A more technologically complex system for drone control is what the CAA call ‘higher autonomy’ flight, which essentially provides completely autonomous systems. With these models, the drone decides where it flies, learns where to fly next, and carries out its own missions. A glimpse of such a system is found in the recently launched Grasp project, which uses a mobile phone as an onboard control unit where the drone’s flight path is informed by radio photogrammetry – thousands of images taken quickly which tell the drone about the direction it can take, any obstacles in its way, and so on. This takes the element of human error further away from the flight path, though a steeper learning curve may apply in planning the drone’s flight in advance.
The 3DR Iris+ takes autonomy further, claiming that ‘if you can draw it, the IRIS+ can fly it’ – draw a flight path using the DroidPlanner 2 app for any Android phone or tablet, and the IRIS+ will follow the course you’ve set. You can also designate a Region of Interest waypoint so that the IRIS+ will keep your GoPro pointed to the same location during the flight.
Size & Stability
Some drone designs prioritise a stable, steady flight, robust endurance and the capability of a heavy payload for carrying expensive cameras or lighting. The SteadiDrone VADER, for example, is based on an ‘open’ platform which is not payload, camera, sensor or even flight controller specific, and folds down into a size that belies its impressive lifting potential. On the other side of the spectrum, drones like the tiny Nixie, essentially a bracelet that can fly and take photographs, make smallness and lightness into a selling point. Other drones seem to show the ability to survive crashes and knocks with great ease; the Lily drone even appears to be waterproof.
Images are of the Nixie.
The Gimball touts itself as the first collision-tolerant flying robot capable of remaining stable after collisions and is the first winner of the UAE’s Drones for Good $1m prize. The patented rotating protective frame and flight control algorithms of the Gimball were inspired by the behavior of insects, like flies, which easily recover after encountering an obstacle by bouncing and continuing flying undisturbed.
Follow Me Technology
Follow Me is an advanced in-flight feature on several new models that allows the drone to track you with the camera as you move.

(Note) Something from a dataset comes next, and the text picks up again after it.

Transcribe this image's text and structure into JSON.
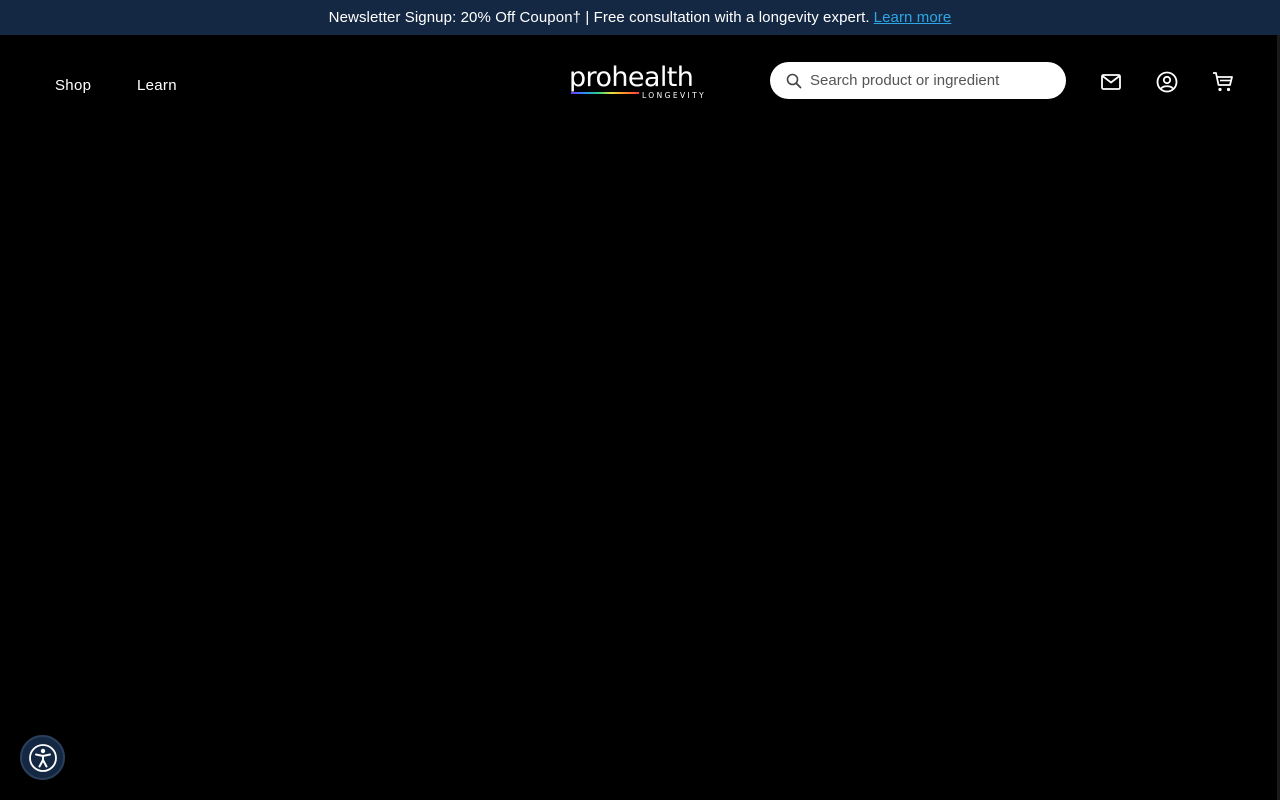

The IRIS+, for example, includes 3DR’s 3PV Follow Me technology, allowing you to tether your IRIS+ to any Android GPS enabled device. With Follow Me technology, the drone becomes a hands-free aerial camera crew, or a dancer/performer that can follow and record the action on stage.
An interesting take on Follow Me technology is the Fotokite, which aims to be the easiest and quickest to use: the little drone, tethered to the user, flies out to the end of its tether to snap a picture. The literal tethering of drone to operator makes this a fully transparent system, as well – you know exactly who is piloting the drone – an ‘accountability’ feature touted by its developers. If the tether can also become a power cable, you can benefit from much longer flight times too.
Next page in toolkit: Project Daedalus: prototyping drone labs